releases the latest version of its
Quicken Turbo Tax
desktop software Tuesday, it's doing so with one less competitor than it faced a year ago. Gone is mighty
, which exited the market in March.
For Intuit, already the dominant player in this market, Microsoft's decision could mean an easier time with its annual tax software introduction.
"Intuit will likely do less discounting this year than last," says James MacDonald, an analyst with
. "We believe that the company will do well with the increased pricing flexibility ... which is already factored into our models." (MacDonald rates the stock accumulate, and First Analysis hasn't done any underwriting for Intuit or Microsoft.)
So far, Intuit hasn't pumped up prices. Last year TurboTax Deluxe retailed for $29.95. This year it goes for $39.95, but it has a $10 rebate. The basic TurboTax package sells for $19.95, the same as last year.
Intuit also got a boost Monday when
Standard & Poor's
said it was adding the company to its
index. The stock on Tuesday was up $5.31, or 12%, to $50.81. The move had been
Microsoft ended its short run in tax-preparation software in March when it dropped its
, saying the product required too much spending to keep it competitive. Microsoft, which was considered a feared competitor because of its overall strength, instead started an alliance with
, which is now Intuit's main competitor. In hopes of gaining some of Microsoft's 200,000 former customers, Intuit designed its latest software to automatically transfer last year's tax information from Microsoft's TaxSaver to Turbo Tax.
The new Turbo Tax version also can pull common tax information -- interest, dividends and stock transactions -- directly from companies like
and enter it in the correct forms. And it includes a feature that allows users to set up an IRA instantaneously on the Web. Bob Meighan, vice president of Intuit's consumer tax group, says the company expects to sell 6 million desktop software units this season, 1 million more than last year.
Last year, Intuit nailed 70% of the tax-preparation software business in the U.S. including desktop and Web-based software -- more than Microsoft and H&R Block combined.
"Intuit is delivering its products on time, it has one less competitor and is well positioned in online tax filing," says Justin Post, an analyst at

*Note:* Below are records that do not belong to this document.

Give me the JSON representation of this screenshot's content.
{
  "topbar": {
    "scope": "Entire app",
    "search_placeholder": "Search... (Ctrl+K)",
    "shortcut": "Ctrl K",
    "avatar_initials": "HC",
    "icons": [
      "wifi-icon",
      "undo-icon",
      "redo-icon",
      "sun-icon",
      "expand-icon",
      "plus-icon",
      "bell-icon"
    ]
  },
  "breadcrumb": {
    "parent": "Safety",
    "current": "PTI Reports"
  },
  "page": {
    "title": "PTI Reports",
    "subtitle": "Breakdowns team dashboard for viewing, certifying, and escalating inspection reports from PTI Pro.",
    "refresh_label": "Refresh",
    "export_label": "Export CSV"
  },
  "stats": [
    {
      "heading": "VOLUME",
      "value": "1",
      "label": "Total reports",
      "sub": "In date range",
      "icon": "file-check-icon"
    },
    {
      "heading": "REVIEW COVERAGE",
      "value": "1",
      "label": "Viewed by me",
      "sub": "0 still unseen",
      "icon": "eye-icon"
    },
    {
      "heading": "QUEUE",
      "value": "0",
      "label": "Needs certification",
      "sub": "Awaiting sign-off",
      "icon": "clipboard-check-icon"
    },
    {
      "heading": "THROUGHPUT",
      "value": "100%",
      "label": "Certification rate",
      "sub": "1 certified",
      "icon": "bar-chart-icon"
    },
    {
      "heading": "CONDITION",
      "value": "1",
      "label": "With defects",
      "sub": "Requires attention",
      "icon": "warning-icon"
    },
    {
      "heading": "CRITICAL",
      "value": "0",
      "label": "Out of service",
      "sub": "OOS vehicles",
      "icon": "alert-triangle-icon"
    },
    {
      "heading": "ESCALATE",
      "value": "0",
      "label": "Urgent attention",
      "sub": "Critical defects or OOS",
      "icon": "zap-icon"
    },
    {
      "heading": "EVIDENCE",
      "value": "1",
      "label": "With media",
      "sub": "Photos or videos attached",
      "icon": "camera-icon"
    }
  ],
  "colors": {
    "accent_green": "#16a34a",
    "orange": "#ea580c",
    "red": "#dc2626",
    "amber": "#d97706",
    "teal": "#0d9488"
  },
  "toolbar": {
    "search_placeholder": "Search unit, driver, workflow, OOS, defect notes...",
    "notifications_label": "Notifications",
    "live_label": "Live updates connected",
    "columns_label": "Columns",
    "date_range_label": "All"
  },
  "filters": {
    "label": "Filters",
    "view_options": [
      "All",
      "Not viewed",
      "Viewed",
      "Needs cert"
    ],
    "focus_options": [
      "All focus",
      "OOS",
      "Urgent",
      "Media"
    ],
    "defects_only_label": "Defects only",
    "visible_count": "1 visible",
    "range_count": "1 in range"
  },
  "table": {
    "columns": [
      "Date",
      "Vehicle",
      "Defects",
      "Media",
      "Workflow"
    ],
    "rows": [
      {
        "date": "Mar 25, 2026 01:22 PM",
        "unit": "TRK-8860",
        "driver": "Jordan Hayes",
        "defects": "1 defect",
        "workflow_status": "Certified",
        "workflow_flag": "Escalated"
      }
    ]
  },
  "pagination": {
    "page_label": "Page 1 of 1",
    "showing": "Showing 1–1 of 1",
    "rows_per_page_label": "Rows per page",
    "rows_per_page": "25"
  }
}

Deutsche Banc Alex. Brown
who rates the stock a strong buy. (His firm hasn't done any recent underwriting for Intuit or Microsoft.) Post estimates that revenue from Intuit's personal tax products will increase 27% in fiscal 2001, which ends July 30. The software maker's personal tax products pulled in $216 million in fiscal 2000.